• **WORK ORDER**:
A word-for-word copy of the lines from the one holding "Extract the structured" through the final line of the records below is the only output asked for.

• **DATASET CONTENT**:
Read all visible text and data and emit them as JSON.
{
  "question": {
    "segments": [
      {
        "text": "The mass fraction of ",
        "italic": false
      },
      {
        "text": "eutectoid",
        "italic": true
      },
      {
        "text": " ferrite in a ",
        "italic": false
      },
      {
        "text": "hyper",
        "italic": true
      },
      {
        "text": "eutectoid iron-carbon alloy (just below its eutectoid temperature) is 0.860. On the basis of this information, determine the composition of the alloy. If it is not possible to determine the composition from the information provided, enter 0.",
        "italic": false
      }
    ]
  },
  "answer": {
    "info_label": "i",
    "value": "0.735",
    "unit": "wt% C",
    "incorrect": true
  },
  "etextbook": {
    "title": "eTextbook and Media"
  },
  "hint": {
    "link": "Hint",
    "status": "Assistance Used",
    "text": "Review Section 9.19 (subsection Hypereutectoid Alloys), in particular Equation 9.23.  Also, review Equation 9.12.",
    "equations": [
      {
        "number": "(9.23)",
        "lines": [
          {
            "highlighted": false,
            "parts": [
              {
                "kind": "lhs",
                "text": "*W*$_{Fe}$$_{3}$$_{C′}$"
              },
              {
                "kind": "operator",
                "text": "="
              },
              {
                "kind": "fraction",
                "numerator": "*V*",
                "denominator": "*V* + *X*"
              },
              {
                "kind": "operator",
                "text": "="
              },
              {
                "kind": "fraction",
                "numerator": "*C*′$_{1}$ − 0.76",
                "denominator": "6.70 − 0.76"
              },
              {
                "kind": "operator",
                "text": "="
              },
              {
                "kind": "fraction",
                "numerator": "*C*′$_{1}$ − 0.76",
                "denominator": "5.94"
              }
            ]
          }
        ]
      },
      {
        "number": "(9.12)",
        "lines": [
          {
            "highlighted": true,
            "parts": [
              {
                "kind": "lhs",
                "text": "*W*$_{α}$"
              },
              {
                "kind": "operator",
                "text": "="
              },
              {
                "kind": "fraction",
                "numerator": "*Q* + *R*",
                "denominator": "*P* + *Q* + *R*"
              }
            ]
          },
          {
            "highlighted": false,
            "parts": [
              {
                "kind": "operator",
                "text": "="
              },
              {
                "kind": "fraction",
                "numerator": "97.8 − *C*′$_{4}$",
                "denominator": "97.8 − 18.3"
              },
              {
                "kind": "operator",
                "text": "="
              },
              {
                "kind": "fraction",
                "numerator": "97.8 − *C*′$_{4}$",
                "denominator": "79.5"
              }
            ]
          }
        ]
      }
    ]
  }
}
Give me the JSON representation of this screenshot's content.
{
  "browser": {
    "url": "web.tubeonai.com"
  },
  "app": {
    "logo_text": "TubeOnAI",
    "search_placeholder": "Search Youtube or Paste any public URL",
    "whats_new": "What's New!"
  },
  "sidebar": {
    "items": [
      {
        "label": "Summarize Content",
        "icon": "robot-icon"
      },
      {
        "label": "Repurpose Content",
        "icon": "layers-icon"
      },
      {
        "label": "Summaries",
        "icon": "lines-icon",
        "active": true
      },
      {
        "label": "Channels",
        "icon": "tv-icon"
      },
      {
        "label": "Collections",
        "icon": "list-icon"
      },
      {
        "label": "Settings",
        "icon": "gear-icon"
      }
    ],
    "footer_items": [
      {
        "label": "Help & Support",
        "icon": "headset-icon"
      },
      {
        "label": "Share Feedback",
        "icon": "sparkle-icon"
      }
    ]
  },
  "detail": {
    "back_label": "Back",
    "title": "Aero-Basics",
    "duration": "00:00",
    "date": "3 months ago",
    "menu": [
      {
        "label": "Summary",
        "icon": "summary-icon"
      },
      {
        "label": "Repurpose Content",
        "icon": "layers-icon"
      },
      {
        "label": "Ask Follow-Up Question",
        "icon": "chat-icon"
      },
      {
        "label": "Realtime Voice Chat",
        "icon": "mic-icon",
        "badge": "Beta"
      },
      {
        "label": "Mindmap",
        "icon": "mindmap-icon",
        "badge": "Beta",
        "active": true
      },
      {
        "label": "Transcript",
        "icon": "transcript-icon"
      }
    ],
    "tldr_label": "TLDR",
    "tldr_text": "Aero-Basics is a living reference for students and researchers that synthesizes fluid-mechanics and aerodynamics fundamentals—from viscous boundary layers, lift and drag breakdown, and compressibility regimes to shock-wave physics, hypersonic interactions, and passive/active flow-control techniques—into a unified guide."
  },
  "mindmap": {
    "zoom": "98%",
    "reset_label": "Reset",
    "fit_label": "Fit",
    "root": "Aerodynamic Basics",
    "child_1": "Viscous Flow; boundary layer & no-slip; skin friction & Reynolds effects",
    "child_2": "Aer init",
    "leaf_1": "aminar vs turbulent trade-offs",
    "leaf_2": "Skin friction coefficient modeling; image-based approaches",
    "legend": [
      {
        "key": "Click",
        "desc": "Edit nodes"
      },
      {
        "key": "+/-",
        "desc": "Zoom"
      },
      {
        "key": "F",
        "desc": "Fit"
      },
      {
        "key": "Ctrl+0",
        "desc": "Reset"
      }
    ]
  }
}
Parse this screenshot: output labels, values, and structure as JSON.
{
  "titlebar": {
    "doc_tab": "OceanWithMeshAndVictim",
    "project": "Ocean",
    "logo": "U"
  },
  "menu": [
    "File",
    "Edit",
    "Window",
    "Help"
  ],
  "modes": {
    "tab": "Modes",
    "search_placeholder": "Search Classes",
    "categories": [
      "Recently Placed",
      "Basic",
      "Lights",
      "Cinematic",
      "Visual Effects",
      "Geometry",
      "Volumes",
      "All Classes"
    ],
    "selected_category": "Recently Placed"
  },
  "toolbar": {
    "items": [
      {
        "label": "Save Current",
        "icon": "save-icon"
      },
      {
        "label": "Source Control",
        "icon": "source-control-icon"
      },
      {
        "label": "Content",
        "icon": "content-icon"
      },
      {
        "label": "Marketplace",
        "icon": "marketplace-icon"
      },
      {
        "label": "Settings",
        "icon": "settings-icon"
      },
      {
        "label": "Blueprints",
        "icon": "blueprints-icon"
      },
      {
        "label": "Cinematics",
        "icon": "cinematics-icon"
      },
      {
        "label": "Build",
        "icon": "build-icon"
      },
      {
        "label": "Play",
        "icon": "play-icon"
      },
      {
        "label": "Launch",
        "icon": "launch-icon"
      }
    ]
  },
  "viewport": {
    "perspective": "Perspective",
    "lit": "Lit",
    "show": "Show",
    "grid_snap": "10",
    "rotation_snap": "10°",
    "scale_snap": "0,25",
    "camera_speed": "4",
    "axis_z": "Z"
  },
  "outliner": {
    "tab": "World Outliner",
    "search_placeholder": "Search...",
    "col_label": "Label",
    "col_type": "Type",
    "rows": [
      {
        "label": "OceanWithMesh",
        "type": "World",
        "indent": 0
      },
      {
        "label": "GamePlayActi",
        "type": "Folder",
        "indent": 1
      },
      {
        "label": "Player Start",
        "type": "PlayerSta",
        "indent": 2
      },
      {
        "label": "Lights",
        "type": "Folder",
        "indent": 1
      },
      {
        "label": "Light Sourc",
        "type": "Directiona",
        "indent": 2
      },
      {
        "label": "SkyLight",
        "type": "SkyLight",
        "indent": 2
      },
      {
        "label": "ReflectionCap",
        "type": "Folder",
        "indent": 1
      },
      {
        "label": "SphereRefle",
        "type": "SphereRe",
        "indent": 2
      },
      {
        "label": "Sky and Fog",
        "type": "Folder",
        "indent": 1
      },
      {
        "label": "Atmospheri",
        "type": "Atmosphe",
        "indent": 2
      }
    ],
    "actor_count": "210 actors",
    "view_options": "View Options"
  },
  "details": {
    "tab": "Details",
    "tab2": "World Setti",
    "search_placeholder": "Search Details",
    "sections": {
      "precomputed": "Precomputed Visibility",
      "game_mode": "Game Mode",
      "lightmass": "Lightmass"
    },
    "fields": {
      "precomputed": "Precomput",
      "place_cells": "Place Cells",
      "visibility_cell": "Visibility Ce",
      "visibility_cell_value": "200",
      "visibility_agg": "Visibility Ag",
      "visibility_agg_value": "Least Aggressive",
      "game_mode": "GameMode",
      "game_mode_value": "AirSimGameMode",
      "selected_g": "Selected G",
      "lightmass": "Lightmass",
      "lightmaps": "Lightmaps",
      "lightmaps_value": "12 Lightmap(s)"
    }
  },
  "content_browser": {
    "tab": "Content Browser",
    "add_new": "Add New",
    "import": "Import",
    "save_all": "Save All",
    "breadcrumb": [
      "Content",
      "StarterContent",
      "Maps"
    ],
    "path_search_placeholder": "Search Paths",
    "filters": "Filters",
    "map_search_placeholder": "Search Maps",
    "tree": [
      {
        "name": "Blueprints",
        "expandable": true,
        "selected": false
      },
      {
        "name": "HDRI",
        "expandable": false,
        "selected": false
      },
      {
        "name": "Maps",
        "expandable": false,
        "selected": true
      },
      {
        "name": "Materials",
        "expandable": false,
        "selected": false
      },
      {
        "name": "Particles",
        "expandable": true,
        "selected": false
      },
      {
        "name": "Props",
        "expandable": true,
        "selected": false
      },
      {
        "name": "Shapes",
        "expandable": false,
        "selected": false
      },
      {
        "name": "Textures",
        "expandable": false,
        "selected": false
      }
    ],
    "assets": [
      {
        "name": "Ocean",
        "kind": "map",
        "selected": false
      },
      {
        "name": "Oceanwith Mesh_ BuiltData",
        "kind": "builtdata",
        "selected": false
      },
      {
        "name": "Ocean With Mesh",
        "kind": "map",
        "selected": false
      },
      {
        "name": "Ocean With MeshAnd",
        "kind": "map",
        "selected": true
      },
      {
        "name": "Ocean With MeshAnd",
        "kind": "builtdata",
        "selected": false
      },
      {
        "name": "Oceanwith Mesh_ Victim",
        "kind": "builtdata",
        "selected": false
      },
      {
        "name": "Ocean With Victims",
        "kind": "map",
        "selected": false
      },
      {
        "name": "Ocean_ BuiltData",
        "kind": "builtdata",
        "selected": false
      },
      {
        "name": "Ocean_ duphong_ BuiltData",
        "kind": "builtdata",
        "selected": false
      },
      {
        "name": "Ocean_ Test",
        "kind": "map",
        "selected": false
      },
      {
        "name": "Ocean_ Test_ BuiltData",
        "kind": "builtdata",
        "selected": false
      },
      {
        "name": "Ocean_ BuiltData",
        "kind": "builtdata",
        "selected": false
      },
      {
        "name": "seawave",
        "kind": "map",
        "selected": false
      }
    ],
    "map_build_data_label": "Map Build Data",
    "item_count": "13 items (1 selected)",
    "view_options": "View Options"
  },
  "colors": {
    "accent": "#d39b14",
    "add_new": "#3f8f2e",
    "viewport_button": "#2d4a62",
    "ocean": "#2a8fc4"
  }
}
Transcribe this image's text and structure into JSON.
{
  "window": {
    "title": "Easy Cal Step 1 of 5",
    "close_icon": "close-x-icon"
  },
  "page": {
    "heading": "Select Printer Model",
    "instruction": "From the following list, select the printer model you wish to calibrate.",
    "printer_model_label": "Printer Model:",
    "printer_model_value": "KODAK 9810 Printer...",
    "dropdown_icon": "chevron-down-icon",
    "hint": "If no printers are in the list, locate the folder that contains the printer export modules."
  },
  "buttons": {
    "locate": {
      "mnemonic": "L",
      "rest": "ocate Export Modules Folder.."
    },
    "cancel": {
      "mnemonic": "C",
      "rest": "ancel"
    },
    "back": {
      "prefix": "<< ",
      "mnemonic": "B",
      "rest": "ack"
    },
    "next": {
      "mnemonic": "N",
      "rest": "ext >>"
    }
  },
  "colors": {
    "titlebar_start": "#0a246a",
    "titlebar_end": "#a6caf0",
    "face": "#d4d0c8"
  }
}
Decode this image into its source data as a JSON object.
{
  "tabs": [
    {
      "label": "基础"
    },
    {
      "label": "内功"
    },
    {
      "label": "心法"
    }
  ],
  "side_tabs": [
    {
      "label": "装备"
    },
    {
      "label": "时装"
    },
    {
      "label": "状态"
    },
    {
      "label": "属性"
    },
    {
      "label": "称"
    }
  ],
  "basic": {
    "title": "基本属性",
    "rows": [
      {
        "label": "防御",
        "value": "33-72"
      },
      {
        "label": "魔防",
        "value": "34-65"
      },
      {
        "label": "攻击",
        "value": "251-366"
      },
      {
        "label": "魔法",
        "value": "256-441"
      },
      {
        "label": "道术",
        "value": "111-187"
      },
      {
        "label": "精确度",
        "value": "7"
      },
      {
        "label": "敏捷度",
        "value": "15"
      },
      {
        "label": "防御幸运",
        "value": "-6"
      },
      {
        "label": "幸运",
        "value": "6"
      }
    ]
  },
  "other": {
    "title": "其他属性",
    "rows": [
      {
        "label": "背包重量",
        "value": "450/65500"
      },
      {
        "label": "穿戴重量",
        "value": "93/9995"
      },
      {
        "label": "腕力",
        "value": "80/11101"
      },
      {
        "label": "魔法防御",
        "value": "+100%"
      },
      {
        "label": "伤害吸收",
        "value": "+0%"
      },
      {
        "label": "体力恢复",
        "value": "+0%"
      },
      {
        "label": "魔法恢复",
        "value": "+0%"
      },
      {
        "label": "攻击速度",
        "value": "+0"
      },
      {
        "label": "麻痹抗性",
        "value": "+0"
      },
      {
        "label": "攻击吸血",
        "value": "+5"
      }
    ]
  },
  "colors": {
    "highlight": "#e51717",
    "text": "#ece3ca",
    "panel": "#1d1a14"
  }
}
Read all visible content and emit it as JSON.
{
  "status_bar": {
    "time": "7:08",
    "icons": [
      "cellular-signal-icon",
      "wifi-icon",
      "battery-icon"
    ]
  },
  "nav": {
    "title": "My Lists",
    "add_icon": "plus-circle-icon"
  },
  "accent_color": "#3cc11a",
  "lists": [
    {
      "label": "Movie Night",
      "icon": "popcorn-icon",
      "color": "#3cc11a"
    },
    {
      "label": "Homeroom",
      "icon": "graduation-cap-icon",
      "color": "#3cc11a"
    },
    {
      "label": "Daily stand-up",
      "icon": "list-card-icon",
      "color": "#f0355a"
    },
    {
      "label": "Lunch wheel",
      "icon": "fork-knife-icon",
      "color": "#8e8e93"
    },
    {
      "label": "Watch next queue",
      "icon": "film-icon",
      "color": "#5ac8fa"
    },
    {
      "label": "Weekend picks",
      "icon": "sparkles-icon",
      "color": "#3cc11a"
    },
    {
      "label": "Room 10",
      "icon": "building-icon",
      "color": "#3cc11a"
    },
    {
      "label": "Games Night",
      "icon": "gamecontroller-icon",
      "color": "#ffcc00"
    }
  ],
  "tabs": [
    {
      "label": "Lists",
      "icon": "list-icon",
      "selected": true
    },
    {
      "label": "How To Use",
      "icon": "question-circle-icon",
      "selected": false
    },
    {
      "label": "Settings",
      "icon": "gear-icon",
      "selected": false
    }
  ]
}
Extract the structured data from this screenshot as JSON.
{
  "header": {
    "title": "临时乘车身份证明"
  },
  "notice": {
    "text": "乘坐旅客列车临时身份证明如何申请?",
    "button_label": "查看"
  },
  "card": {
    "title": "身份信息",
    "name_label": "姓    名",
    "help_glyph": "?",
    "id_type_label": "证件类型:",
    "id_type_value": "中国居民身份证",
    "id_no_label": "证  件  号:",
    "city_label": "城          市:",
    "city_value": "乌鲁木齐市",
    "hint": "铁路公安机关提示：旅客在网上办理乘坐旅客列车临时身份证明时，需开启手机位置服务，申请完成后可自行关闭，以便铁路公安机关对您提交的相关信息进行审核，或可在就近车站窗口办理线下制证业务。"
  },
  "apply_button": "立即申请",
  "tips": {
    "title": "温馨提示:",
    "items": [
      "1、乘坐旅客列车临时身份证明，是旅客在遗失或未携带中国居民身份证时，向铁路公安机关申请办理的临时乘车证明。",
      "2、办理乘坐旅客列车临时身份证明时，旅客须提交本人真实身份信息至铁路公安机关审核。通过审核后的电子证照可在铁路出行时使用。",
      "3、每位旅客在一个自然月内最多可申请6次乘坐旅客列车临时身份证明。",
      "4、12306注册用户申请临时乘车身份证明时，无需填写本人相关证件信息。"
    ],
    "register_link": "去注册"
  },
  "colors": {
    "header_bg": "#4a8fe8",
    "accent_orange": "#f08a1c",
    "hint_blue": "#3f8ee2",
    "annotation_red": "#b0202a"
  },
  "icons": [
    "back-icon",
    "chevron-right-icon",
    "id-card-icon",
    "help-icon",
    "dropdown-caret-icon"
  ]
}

• **RESULT OF THE TASK**:
Extract the structured data from this screenshot as JSON.
{
  "header": {
    "title": "临时乘车身份证明"
  },
  "notice": {
    "text": "乘坐旅客列车临时身份证明如何申请?",
    "button_label": "查看"
  },
  "card": {
    "title": "身份信息",
    "name_label": "姓    名",
    "help_glyph": "?",
    "id_type_label": "证件类型:",
    "id_type_value": "中国居民身份证",
    "id_no_label": "证  件  号:",
    "city_label": "城          市:",
    "city_value": "乌鲁木齐市",
    "hint": "铁路公安机关提示：旅客在网上办理乘坐旅客列车临时身份证明时，需开启手机位置服务，申请完成后可自行关闭，以便铁路公安机关对您提交的相关信息进行审核，或可在就近车站窗口办理线下制证业务。"
  },
  "apply_button": "立即申请",
  "tips": {
    "title": "温馨提示:",
    "items": [
      "1、乘坐旅客列车临时身份证明，是旅客在遗失或未携带中国居民身份证时，向铁路公安机关申请办理的临时乘车证明。",
      "2、办理乘坐旅客列车临时身份证明时，旅客须提交本人真实身份信息至铁路公安机关审核。通过审核后的电子证照可在铁路出行时使用。",
      "3、每位旅客在一个自然月内最多可申请6次乘坐旅客列车临时身份证明。",
      "4、12306注册用户申请临时乘车身份证明时，无需填写本人相关证件信息。"
    ],
    "register_link": "去注册"
  },
  "colors": {
    "header_bg": "#4a8fe8",
    "accent_orange": "#f08a1c",
    "hint_blue": "#3f8ee2",
    "annotation_red": "#b0202a"
  },
  "icons": [
    "back-icon",
    "chevron-right-icon",
    "id-card-icon",
    "help-icon",
    "dropdown-caret-icon"
  ]
}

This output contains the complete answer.